--- Instructions to follow ---
Show every line in the material below in which the string "header" appears.

====== Source material ======

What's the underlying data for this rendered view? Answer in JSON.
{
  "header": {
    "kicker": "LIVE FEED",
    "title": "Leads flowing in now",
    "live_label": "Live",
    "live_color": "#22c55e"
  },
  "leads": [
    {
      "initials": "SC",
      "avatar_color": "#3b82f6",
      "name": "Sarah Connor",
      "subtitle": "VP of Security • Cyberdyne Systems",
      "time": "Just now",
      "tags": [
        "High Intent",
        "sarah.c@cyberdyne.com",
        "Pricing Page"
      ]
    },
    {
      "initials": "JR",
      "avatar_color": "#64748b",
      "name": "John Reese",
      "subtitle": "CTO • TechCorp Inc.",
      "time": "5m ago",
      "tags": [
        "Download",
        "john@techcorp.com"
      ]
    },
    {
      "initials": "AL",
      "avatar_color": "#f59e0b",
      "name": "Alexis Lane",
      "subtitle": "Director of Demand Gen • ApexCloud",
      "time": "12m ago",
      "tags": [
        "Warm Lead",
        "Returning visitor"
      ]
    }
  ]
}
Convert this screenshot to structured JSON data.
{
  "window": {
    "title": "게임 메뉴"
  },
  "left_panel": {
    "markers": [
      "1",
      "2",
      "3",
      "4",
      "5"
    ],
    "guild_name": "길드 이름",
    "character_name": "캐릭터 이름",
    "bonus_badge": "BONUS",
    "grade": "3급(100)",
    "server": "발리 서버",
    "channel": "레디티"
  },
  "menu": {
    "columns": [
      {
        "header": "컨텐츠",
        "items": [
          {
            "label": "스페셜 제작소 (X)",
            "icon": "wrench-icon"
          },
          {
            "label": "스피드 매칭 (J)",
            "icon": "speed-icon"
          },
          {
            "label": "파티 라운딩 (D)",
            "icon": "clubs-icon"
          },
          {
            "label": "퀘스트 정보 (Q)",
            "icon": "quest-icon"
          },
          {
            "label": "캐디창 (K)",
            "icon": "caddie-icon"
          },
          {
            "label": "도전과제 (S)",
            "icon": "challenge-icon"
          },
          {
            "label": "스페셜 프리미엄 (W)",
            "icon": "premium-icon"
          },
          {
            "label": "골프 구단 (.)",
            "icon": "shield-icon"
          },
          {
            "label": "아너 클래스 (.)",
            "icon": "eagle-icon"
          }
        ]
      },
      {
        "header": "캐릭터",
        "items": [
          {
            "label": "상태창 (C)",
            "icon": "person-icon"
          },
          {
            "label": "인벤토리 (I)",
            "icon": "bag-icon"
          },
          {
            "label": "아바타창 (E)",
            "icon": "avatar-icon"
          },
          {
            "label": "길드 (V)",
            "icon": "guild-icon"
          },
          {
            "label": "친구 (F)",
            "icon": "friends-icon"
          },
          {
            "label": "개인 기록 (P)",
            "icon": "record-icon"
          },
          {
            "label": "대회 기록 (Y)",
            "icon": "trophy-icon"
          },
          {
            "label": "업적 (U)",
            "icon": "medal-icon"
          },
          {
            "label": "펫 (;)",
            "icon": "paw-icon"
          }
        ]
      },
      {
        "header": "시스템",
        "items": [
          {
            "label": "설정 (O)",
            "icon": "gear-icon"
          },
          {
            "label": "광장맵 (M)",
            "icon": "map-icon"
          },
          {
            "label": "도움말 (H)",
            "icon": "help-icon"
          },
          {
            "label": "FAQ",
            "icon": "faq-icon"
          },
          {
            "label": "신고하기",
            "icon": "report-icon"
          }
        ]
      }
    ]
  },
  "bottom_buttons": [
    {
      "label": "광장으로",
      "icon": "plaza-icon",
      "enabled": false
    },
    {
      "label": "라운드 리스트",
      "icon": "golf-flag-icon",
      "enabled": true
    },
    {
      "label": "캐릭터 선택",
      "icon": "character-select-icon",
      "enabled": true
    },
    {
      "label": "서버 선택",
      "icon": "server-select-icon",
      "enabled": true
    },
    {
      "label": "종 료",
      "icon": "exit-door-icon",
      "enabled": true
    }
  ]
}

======

--- Task answer ---
  "header": {
        "header": "컨텐츠",
        "header": "캐릭터",
        "header": "시스템",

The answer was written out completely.